Collected data entries:
--
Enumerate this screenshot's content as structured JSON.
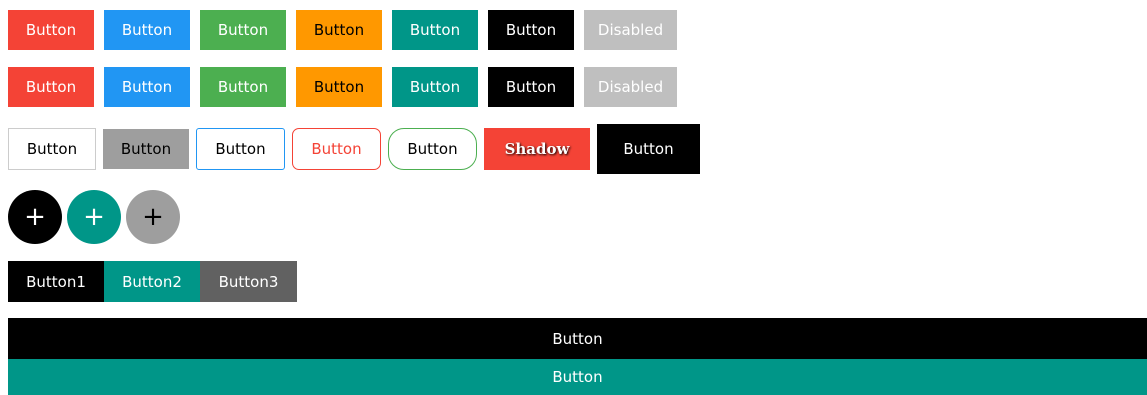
{
  "row1": {
    "buttons": [
      "Button",
      "Button",
      "Button",
      "Button",
      "Button",
      "Button",
      "Disabled"
    ]
  },
  "row2": {
    "buttons": [
      "Button",
      "Button",
      "Button",
      "Button",
      "Button",
      "Button",
      "Disabled"
    ]
  },
  "row3": {
    "buttons": [
      "Button",
      "Button",
      "Button",
      "Button",
      "Button",
      "Shadow",
      "Button"
    ]
  },
  "row4": {
    "circles": [
      "+",
      "+",
      "+"
    ]
  },
  "group": {
    "buttons": [
      "Button1",
      "Button2",
      "Button3"
    ]
  },
  "full": {
    "top_label": "Button",
    "bottom_label": "Button"
  },
  "colors": {
    "red": "#f44336",
    "blue": "#2196f3",
    "green": "#4caf50",
    "orange": "#ff9800",
    "teal": "#009688",
    "black": "#000000",
    "disabled": "#bfbfbf",
    "gray": "#9e9e9e",
    "dark_gray": "#616161"
  }
}
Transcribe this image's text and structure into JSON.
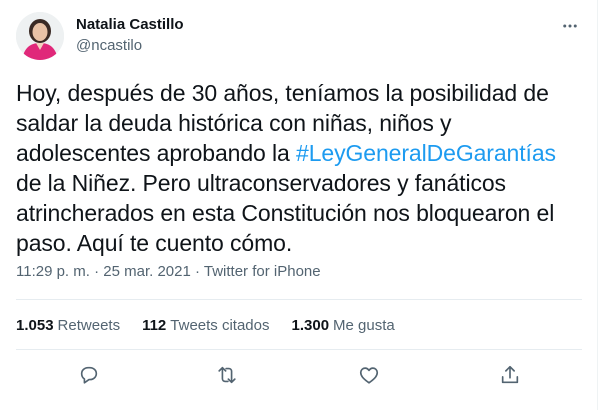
{
  "tweet": {
    "author": {
      "name": "Natalia Castillo",
      "handle": "@ncastilo"
    },
    "text_before": "Hoy, después de 30 años, teníamos la posibilidad de saldar la deuda histórica con niñas, niños y adolescentes aprobando la ",
    "hashtag": "#LeyGeneralDeGarantías",
    "text_after": " de la Niñez. Pero ultraconservadores y fanáticos atrincherados en esta Constitución nos bloquearon el paso. Aquí te cuento cómo.",
    "meta": "11:29 p. m. · 25 mar. 2021 · Twitter for iPhone",
    "stats": {
      "retweets_count": "1.053",
      "retweets_label": "Retweets",
      "quotes_count": "112",
      "quotes_label": "Tweets citados",
      "likes_count": "1.300",
      "likes_label": "Me gusta"
    }
  },
  "colors": {
    "link": "#1d9bf0",
    "secondary_text": "#536471",
    "primary_text": "#0f1419",
    "icon": "#536471",
    "avatar_outfit": "#e0287a"
  },
  "icons": {
    "more": "more-icon",
    "reply": "reply-icon",
    "retweet": "retweet-icon",
    "like": "like-icon",
    "share": "share-icon"
  }
}
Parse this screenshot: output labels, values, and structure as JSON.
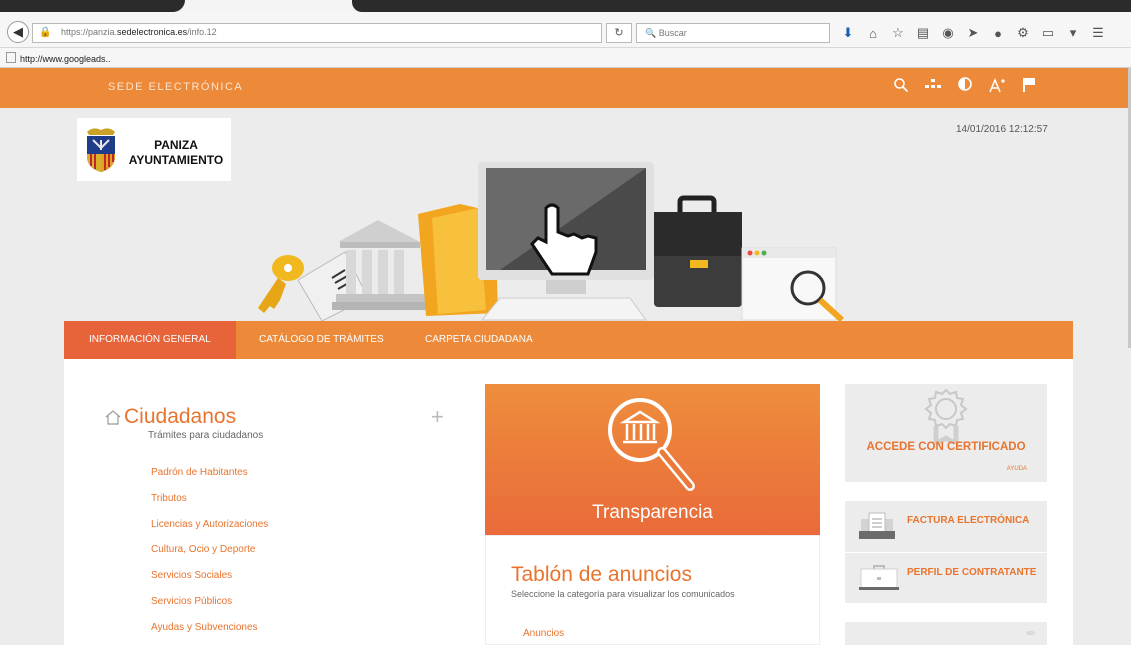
{
  "browser": {
    "url_prefix": "https://panzia.",
    "url_domain": "sedelectronica.es",
    "url_suffix": "/info.12",
    "search_placeholder": "Buscar",
    "bookmark": "http://www.googleads..",
    "icons": [
      "download-icon",
      "home-icon",
      "star-icon",
      "reader-icon",
      "pocket-icon",
      "send-icon",
      "chat-icon",
      "extension-icon",
      "doc-icon",
      "menu-icon"
    ]
  },
  "header": {
    "title": "SEDE ELECTRÓNICA",
    "tools": [
      "search-icon",
      "sitemap-icon",
      "contrast-icon",
      "font-size-icon",
      "flag-icon"
    ]
  },
  "logo": {
    "line1": "PANIZA",
    "line2": "AYUNTAMIENTO"
  },
  "datetime": "14/01/2016 12:12:57",
  "nav": {
    "items": [
      "INFORMACIÓN GENERAL",
      "CATÁLOGO DE TRÁMITES",
      "CARPETA CIUDADANA"
    ],
    "active_index": 0
  },
  "ciudadanos": {
    "title": "Ciudadanos",
    "subtitle": "Trámites para ciudadanos",
    "items": [
      "Padrón de Habitantes",
      "Tributos",
      "Licencias y Autorizaciones",
      "Cultura, Ocio y Deporte",
      "Servicios Sociales",
      "Servicios Públicos",
      "Ayudas y Subvenciones"
    ]
  },
  "transparencia": {
    "label": "Transparencia"
  },
  "tablon": {
    "title": "Tablón de anuncios",
    "subtitle": "Seleccione la categoría para visualizar los comunicados",
    "first_item": "Anuncios"
  },
  "certificado": {
    "label": "ACCEDE CON CERTIFICADO",
    "help": "AYUDA"
  },
  "links": [
    "FACTURA ELECTRÓNICA",
    "PERFIL DE CONTRATANTE"
  ],
  "colors": {
    "accent": "#ed8a3a",
    "active_tab": "#e7633a",
    "link": "#e8742e"
  }
}
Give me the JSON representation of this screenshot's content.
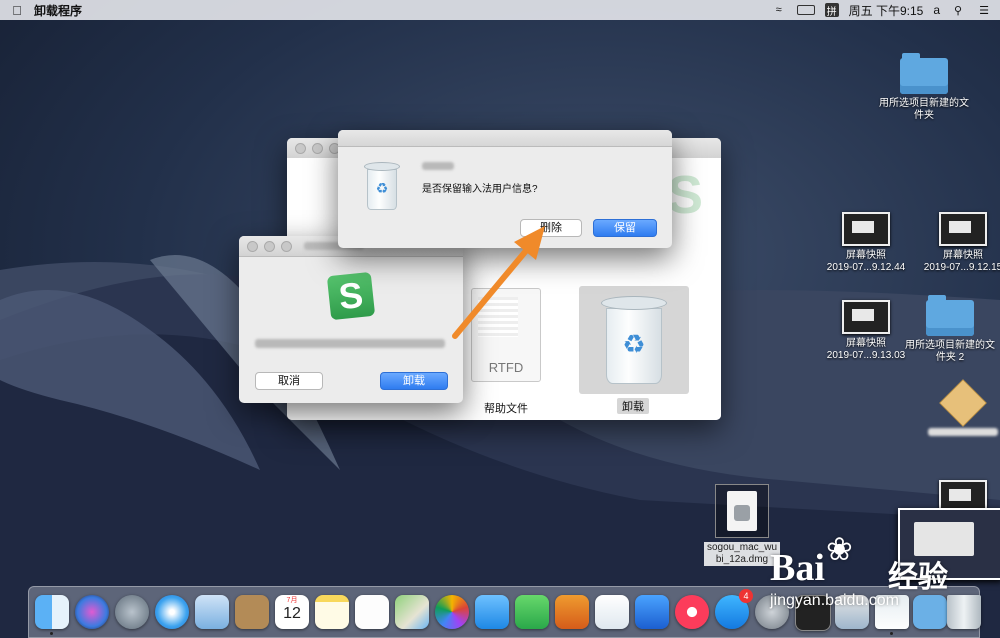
{
  "menubar": {
    "apple_icon": "apple-icon",
    "app_name": "卸载程序",
    "ime": "拼",
    "clock": "周五 下午9:15",
    "user": "a"
  },
  "desktop": {
    "folder1_label": "用所选项目新建的文件夹",
    "shot1_label_line1": "屏幕快照",
    "shot1_label_line2": "2019-07...9.12.44",
    "shot2_label_line1": "屏幕快照",
    "shot2_label_line2": "2019-07...9.12.15",
    "shot3_label_line1": "屏幕快照",
    "shot3_label_line2": "2019-07...9.13.03",
    "folder2_label": "用所选项目新建的文件夹 2",
    "dmg_label": "sogou_mac_wubi_12a.dmg"
  },
  "main_window": {
    "help_file_label": "帮助文件",
    "rtfd_label": "RTFD",
    "uninstall_label": "卸载"
  },
  "uninstall_dialog": {
    "cancel_button": "取消",
    "uninstall_button": "卸载"
  },
  "alert_dialog": {
    "message": "是否保留输入法用户信息?",
    "delete_button": "删除",
    "keep_button": "保留"
  },
  "dock": {
    "calendar_month": "7月",
    "calendar_day": "12",
    "appstore_badge": "4"
  },
  "watermark": {
    "brand": "Bai",
    "brand_cn": "经验",
    "url": "jingyan.baidu.com"
  },
  "colors": {
    "accent_blue": "#2f7cf0",
    "arrow_orange": "#f08a2a",
    "sogou_green": "#2fa84f"
  }
}
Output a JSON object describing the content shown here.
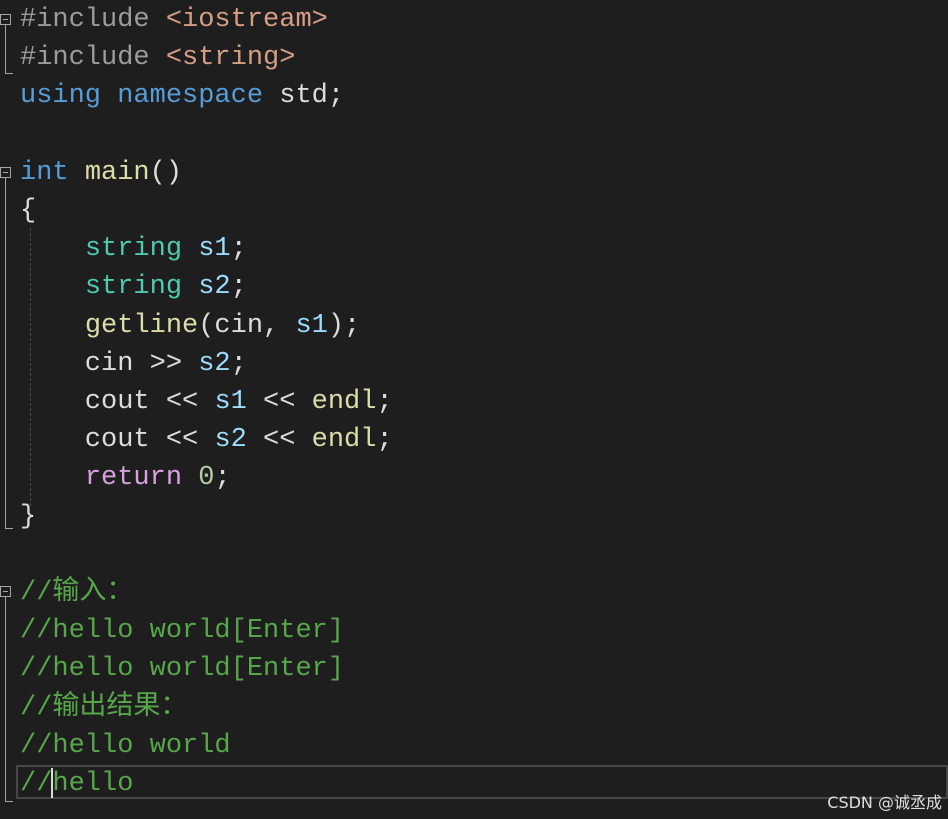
{
  "editor": {
    "theme_colors": {
      "background": "#1e1e1e",
      "preprocessor": "#9b9b9b",
      "string": "#d69d85",
      "keyword": "#569cd6",
      "type": "#4ec9b0",
      "variable": "#9cdcfe",
      "function": "#dcdcaa",
      "control": "#d8a0df",
      "number": "#b5cea8",
      "comment": "#57a64a",
      "text": "#dcdcdc"
    },
    "lines": [
      {
        "tokens": [
          [
            "#include ",
            "c-pp"
          ],
          [
            "<iostream>",
            "c-str"
          ]
        ]
      },
      {
        "tokens": [
          [
            "#include ",
            "c-pp"
          ],
          [
            "<string>",
            "c-str"
          ]
        ]
      },
      {
        "tokens": [
          [
            "using",
            "c-kw"
          ],
          [
            " ",
            "c-txt"
          ],
          [
            "namespace",
            "c-kw"
          ],
          [
            " std;",
            "c-txt"
          ]
        ]
      },
      {
        "tokens": []
      },
      {
        "tokens": [
          [
            "int",
            "c-kw"
          ],
          [
            " ",
            "c-txt"
          ],
          [
            "main",
            "c-fn"
          ],
          [
            "()",
            "c-txt"
          ]
        ]
      },
      {
        "tokens": [
          [
            "{",
            "c-txt"
          ]
        ]
      },
      {
        "tokens": [
          [
            "    ",
            "c-txt"
          ],
          [
            "string",
            "c-type"
          ],
          [
            " ",
            "c-txt"
          ],
          [
            "s1",
            "c-var"
          ],
          [
            ";",
            "c-txt"
          ]
        ]
      },
      {
        "tokens": [
          [
            "    ",
            "c-txt"
          ],
          [
            "string",
            "c-type"
          ],
          [
            " ",
            "c-txt"
          ],
          [
            "s2",
            "c-var"
          ],
          [
            ";",
            "c-txt"
          ]
        ]
      },
      {
        "tokens": [
          [
            "    ",
            "c-txt"
          ],
          [
            "getline",
            "c-fn"
          ],
          [
            "(cin, ",
            "c-txt"
          ],
          [
            "s1",
            "c-var"
          ],
          [
            ");",
            "c-txt"
          ]
        ]
      },
      {
        "tokens": [
          [
            "    cin >> ",
            "c-txt"
          ],
          [
            "s2",
            "c-var"
          ],
          [
            ";",
            "c-txt"
          ]
        ]
      },
      {
        "tokens": [
          [
            "    cout << ",
            "c-txt"
          ],
          [
            "s1",
            "c-var"
          ],
          [
            " << ",
            "c-txt"
          ],
          [
            "endl",
            "c-fn"
          ],
          [
            ";",
            "c-txt"
          ]
        ]
      },
      {
        "tokens": [
          [
            "    cout << ",
            "c-txt"
          ],
          [
            "s2",
            "c-var"
          ],
          [
            " << ",
            "c-txt"
          ],
          [
            "endl",
            "c-fn"
          ],
          [
            ";",
            "c-txt"
          ]
        ]
      },
      {
        "tokens": [
          [
            "    ",
            "c-txt"
          ],
          [
            "return",
            "c-ctrl"
          ],
          [
            " ",
            "c-txt"
          ],
          [
            "0",
            "c-num"
          ],
          [
            ";",
            "c-txt"
          ]
        ]
      },
      {
        "tokens": [
          [
            "}",
            "c-txt"
          ]
        ]
      },
      {
        "tokens": []
      },
      {
        "tokens": [
          [
            "//输入：",
            "c-cmt"
          ]
        ]
      },
      {
        "tokens": [
          [
            "//hello world[Enter]",
            "c-cmt"
          ]
        ]
      },
      {
        "tokens": [
          [
            "//hello world[Enter]",
            "c-cmt"
          ]
        ]
      },
      {
        "tokens": [
          [
            "//输出结果：",
            "c-cmt"
          ]
        ]
      },
      {
        "tokens": [
          [
            "//hello world",
            "c-cmt"
          ]
        ]
      },
      {
        "tokens": [
          [
            "//hello",
            "c-cmt"
          ]
        ]
      }
    ]
  },
  "watermark": "CSDN @诚丞成"
}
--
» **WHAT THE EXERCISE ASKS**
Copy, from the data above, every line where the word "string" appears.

» **RESPONSE AREA**
      "string": "#d69d85",
            "<string>",
            "string",
            "string",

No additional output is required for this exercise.